Talking About Revolutionary Massachusetts This Week

From midnight to 1:00 A.M. on Wednesday, 26 July, I’m scheduled to be interviewed by Bradley Jay on his radio show, Jay Talking. That will be on WBZ, 1030 AM.

[CORRECTION: It turns out that when I agreed to be on the show on 26 July, the producer was thinking that’s the date when I’d show up at the studio for a show to be broadcast on 27 July. So the conversation will actually happen early on Thursday.]

(Assuming, that is, that the U.S. Constitution is still operative and we haven’t stumbled into any wars that will preempt regular programming. Hard to be confident these days.)

I understand that Jay is a fan of Revolutionary history. I expect we’ll talk about The Road to Concord, Gen. Washington in Cambridge, and other gossip I’ve collected over the years. But this will be a new experience.

On Saturday, 29 July, I’ll be one of the many speakers at History Camp Pioneer Valley, to be held at the Kittredge Center at Holyoke Community College. This is the second annual gathering of history enthusiasts sharing their research to be organized by the Pioneer Valley History Network.

My presentation will be “An Assassin in Pre-Revolutionary Boston: The Strange Case of Samuel Dyer.” Other presentations on Revolutionary history include “Resurrecting the Memory of Major Joseph Hawley of Northampton: John Adams’s Campaign for a Forgotten Patriot” by Morgan E. Kolakowski, “A Forgotten ‘HessianPrisoner in Brimfield during the Revolutionary War” by Larry and Kitty Lowenthal, “Early Black American Patriotism” by Adam McNeil, and “Pioneer Valley Gravestones (and some of the men who made them), c. 1650-1850” by Bob Drinkwater.

As of today there are still a few slots available for History Camp Pioneer Valley.


Credo2065 said...

I'm curious about this photograph of the gun, which isn't identified (perhaps a person who knows more Massachusetts history than I do would recognise it); how did it come to have that hole in it? It seems to me to be in a curious place. I'm not much educated in matters of artillery, but if the gun had burst upon firing it, I would have expected the rupture to be in the breech... Can you enlighten me?

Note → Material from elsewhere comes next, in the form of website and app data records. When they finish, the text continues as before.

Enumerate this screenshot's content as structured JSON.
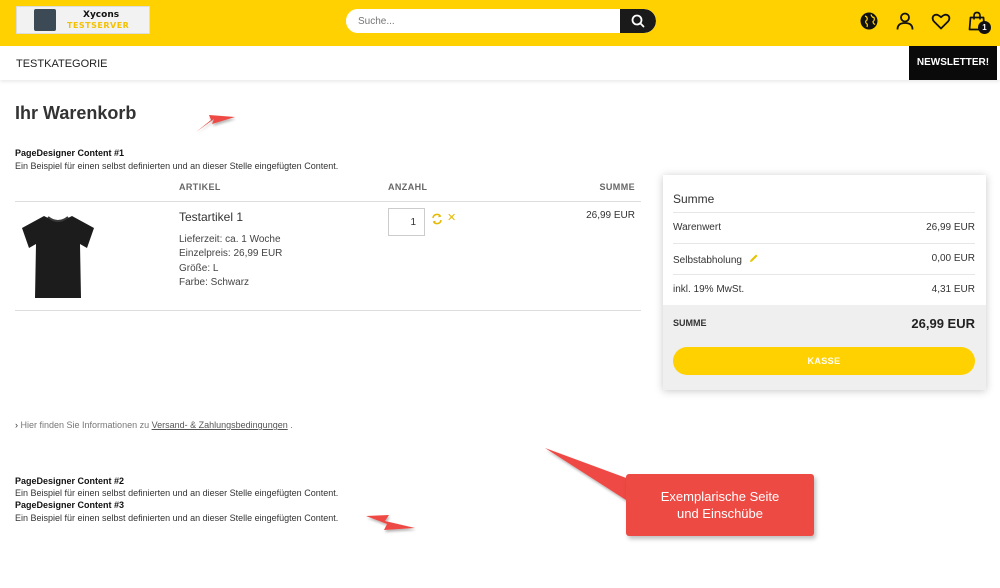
{
  "header": {
    "logo_text_1": "Xycons",
    "logo_text_2": "TESTSERVER",
    "search_placeholder": "Suche...",
    "cart_count": "1",
    "icons": [
      "globe-icon",
      "user-icon",
      "heart-icon",
      "cart-icon",
      "search-icon"
    ]
  },
  "nav": {
    "category": "TESTKATEGORIE",
    "newsletter": "NEWSLETTER!"
  },
  "page": {
    "title": "Ihr Warenkorb"
  },
  "pagedesigner": [
    {
      "title": "PageDesigner Content #1",
      "text": "Ein Beispiel für einen selbst definierten und an dieser Stelle eingefügten Content."
    },
    {
      "title": "PageDesigner Content #2",
      "text": "Ein Beispiel für einen selbst definierten und an dieser Stelle eingefügten Content."
    },
    {
      "title": "PageDesigner Content #3",
      "text": "Ein Beispiel für einen selbst definierten und an dieser Stelle eingefügten Content."
    }
  ],
  "cart_table": {
    "headers": [
      "ARTIKEL",
      "ANZAHL",
      "SUMME"
    ],
    "item": {
      "name": "Testartikel 1",
      "delivery": "Lieferzeit: ca. 1 Woche",
      "unit_price": "Einzelpreis: 26,99 EUR",
      "size": "Größe: L",
      "color": "Farbe: Schwarz",
      "quantity": "1",
      "sum": "26,99 EUR"
    }
  },
  "summary": {
    "title": "Summe",
    "rows": [
      {
        "label": "Warenwert",
        "value": "26,99 EUR"
      },
      {
        "label": "Selbstabholung",
        "value": "0,00 EUR"
      },
      {
        "label": "inkl. 19% MwSt.",
        "value": "4,31 EUR"
      }
    ],
    "total_label": "SUMME",
    "total_value": "26,99 EUR",
    "checkout_button": "KASSE"
  },
  "info": {
    "prefix": "Hier finden Sie Informationen zu",
    "link": "Versand- & Zahlungsbedingungen",
    "suffix": "."
  },
  "callout": {
    "line1": "Exemplarische Seite",
    "line2": "und Einschübe"
  },
  "colors": {
    "brand_yellow": "#ffd100",
    "dark": "#0a0a0a",
    "callout_red": "#ee4a44"
  }
}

J. L. Bell said...

That photo shows the “Adams” three-pounder when it was displayed in the chamber atop the Bunker Hill Monument. It’s now ina display case in the climate-controlled lodge at the bottom of the monument.

As I discuss in The Road to Concord, the “Adams” was brought out from retirement for a militia company’s gunnery practice in the 1820s and burst. Brass or bronze cannon tended to burst less catastrophically than iron guns, which was one reason they were more desired in the eighteenth century. I can’t speak to the physics that caused that particular damage, only that that’s how the militia company sheepishly returned the gun to the state.